INFORMATION SHOWN
- - -

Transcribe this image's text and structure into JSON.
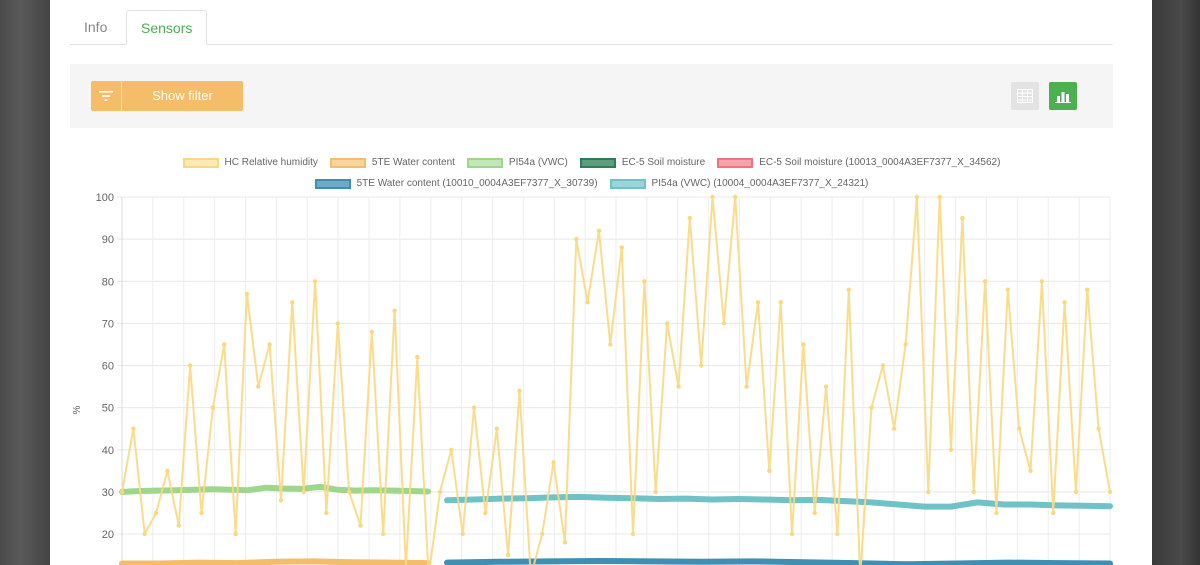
{
  "tabs": [
    {
      "label": "Info",
      "active": false
    },
    {
      "label": "Sensors",
      "active": true
    }
  ],
  "toolbar": {
    "filter_label": "Show filter",
    "filter_icon": "filter-icon",
    "table_view_icon": "table-icon",
    "chart_view_icon": "bar-chart-icon",
    "accent_color": "#f5bc6a",
    "active_view_color": "#4caf50"
  },
  "chart_data": {
    "type": "line",
    "ylabel": "%",
    "ylim": [
      20,
      100
    ],
    "yticks": [
      100,
      90,
      80,
      70,
      60,
      50,
      40,
      30,
      20
    ],
    "grid": true,
    "legend_position": "top-center",
    "legend": [
      {
        "name": "HC Relative humidity",
        "color": "#fbd880"
      },
      {
        "name": "5TE Water content",
        "color": "#f5bc6a"
      },
      {
        "name": "PI54a (VWC)",
        "color": "#9ed68c"
      },
      {
        "name": "EC-5 Soil moisture",
        "color": "#2e7d59"
      },
      {
        "name": "EC-5 Soil moisture (10013_0004A3EF7377_X_34562)",
        "color": "#f4727e"
      },
      {
        "name": "5TE Water content (10010_0004A3EF7377_X_30739)",
        "color": "#3e8fb3"
      },
      {
        "name": "PI54a (VWC) (10004_0004A3EF7377_X_24321)",
        "color": "#6fc2c6"
      }
    ],
    "series": [
      {
        "name": "HC Relative humidity",
        "color": "#fbd880",
        "values": [
          30,
          45,
          20,
          25,
          35,
          22,
          60,
          25,
          50,
          65,
          20,
          77,
          55,
          65,
          28,
          75,
          30,
          80,
          25,
          70,
          30,
          22,
          68,
          20,
          73,
          12,
          62,
          10,
          30,
          40,
          20,
          50,
          25,
          45,
          15,
          54,
          10,
          20,
          37,
          18,
          90,
          75,
          92,
          65,
          88,
          20,
          80,
          30,
          70,
          55,
          95,
          60,
          100,
          70,
          100,
          55,
          75,
          35,
          75,
          20,
          65,
          25,
          55,
          20,
          78,
          10,
          50,
          60,
          45,
          65,
          100,
          30,
          100,
          40,
          95,
          30,
          80,
          25,
          78,
          45,
          35,
          80,
          25,
          75,
          30,
          78,
          45,
          30
        ]
      },
      {
        "name": "PI54a (VWC)",
        "color": "#9ed68c",
        "values": [
          30,
          30.2,
          30.3,
          30.4,
          30.5,
          30.6,
          30.5,
          30.4,
          31,
          30.8,
          30.7,
          31.2,
          30.5,
          30.3,
          30.4,
          30.3,
          30.2,
          30.1
        ]
      },
      {
        "name": "PI54a (VWC) (10004_0004A3EF7377_X_24321)",
        "color": "#6fc2c6",
        "values": [
          28,
          28.2,
          28.4,
          28.5,
          28.7,
          28.8,
          28.6,
          28.5,
          28.3,
          28.4,
          28.2,
          28.3,
          28.2,
          28,
          28.1,
          27.8,
          27.5,
          27,
          26.5,
          26.5,
          27.5,
          27,
          27,
          26.8,
          26.7,
          26.6
        ]
      },
      {
        "name": "5TE Water content",
        "color": "#f5bc6a",
        "values": [
          13,
          13,
          13.2,
          13.1,
          13.4,
          13.5,
          13.3,
          13.2,
          13.1
        ]
      },
      {
        "name": "5TE Water content (10010_0004A3EF7377_X_30739)",
        "color": "#3e8fb3",
        "values": [
          13.2,
          13.4,
          13.5,
          13.6,
          13.5,
          13.4,
          13.5,
          13.3,
          13.1,
          12.8,
          13,
          13.2,
          13.1,
          13
        ]
      }
    ]
  }
}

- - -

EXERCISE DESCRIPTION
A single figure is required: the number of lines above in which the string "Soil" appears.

ANSWER TO THIS PROBLEM
2